Within five years, with a capitalised family benefit and low interest loan, the welfare state had helped them into their own house.

Help from the state made a huge difference to Mr Bruce's prospects and, like him, Mr Key had the benefit of free primary, secondary and university education. Why then, Mr Bruce wondered, was Mr Key not giving New Zealand's 265,000 children living below the poverty line in 2015 the same chances.

The May Budget is still awaited, but Mr Bruce said the National Party had already voted down bills that would have pushed landlords to insulate cold, damp houses and funded schools to provide lunches for children who arrive having had no breakfast and bringing no lunch.

The Government was now looking for solutions, despite many suggestions having been made, and was unwilling to admit that free market neo-liberal economic policy was to blame.

Mr Bruce said it was time to bring some morality back into economics, and he asked listeners to vote for more co-operative and caring policies.

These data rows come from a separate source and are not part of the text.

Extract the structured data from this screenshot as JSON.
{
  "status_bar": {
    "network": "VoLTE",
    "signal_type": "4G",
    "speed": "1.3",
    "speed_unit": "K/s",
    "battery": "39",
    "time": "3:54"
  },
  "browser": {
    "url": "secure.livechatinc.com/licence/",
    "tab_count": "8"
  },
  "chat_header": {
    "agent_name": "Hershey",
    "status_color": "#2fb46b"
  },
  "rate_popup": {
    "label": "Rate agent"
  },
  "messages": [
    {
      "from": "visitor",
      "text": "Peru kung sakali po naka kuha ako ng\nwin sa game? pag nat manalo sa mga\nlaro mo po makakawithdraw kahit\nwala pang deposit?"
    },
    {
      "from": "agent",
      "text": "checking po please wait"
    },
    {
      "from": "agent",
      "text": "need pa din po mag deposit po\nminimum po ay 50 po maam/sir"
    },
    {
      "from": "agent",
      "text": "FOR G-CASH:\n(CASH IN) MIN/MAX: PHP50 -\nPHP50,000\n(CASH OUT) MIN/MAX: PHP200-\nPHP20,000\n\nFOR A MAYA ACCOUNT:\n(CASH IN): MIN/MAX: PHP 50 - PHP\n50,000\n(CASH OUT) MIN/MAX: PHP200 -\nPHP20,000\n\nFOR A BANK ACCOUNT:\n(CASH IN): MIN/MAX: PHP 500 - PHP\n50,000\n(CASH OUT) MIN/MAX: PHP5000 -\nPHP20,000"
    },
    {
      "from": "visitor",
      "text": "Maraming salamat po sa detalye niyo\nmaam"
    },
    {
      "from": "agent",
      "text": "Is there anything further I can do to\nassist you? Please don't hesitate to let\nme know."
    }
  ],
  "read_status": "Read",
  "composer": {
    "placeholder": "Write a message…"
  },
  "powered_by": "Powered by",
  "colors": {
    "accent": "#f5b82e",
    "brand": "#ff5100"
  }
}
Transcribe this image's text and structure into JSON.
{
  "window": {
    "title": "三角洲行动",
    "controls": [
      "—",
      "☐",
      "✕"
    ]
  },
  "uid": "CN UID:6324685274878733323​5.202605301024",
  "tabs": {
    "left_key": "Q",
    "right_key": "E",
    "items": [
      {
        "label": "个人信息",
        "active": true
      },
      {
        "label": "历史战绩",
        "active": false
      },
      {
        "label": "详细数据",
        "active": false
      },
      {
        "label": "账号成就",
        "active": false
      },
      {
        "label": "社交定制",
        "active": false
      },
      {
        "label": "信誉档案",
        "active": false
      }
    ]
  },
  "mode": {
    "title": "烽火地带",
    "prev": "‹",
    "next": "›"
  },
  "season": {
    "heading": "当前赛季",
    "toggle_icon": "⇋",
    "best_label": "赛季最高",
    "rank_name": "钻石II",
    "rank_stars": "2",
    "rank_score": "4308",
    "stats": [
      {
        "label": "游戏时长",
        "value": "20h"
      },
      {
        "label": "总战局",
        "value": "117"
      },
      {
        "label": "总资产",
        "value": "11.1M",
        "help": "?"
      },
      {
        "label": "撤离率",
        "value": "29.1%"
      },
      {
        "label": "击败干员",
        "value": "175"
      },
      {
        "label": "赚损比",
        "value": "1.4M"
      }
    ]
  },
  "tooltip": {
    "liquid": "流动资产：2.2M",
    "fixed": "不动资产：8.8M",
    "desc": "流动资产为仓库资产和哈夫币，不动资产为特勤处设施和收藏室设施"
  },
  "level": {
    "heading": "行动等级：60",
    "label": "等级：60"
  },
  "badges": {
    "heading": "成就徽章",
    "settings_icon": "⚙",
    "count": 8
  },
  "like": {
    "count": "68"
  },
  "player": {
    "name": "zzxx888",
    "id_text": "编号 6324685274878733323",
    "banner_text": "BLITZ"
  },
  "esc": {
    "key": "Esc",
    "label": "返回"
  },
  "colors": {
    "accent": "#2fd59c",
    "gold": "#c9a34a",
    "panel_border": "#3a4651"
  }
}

"Wealth doesn't and hasn't trickled down as was predicted. Instead, wealth has 'trickled up'", he said.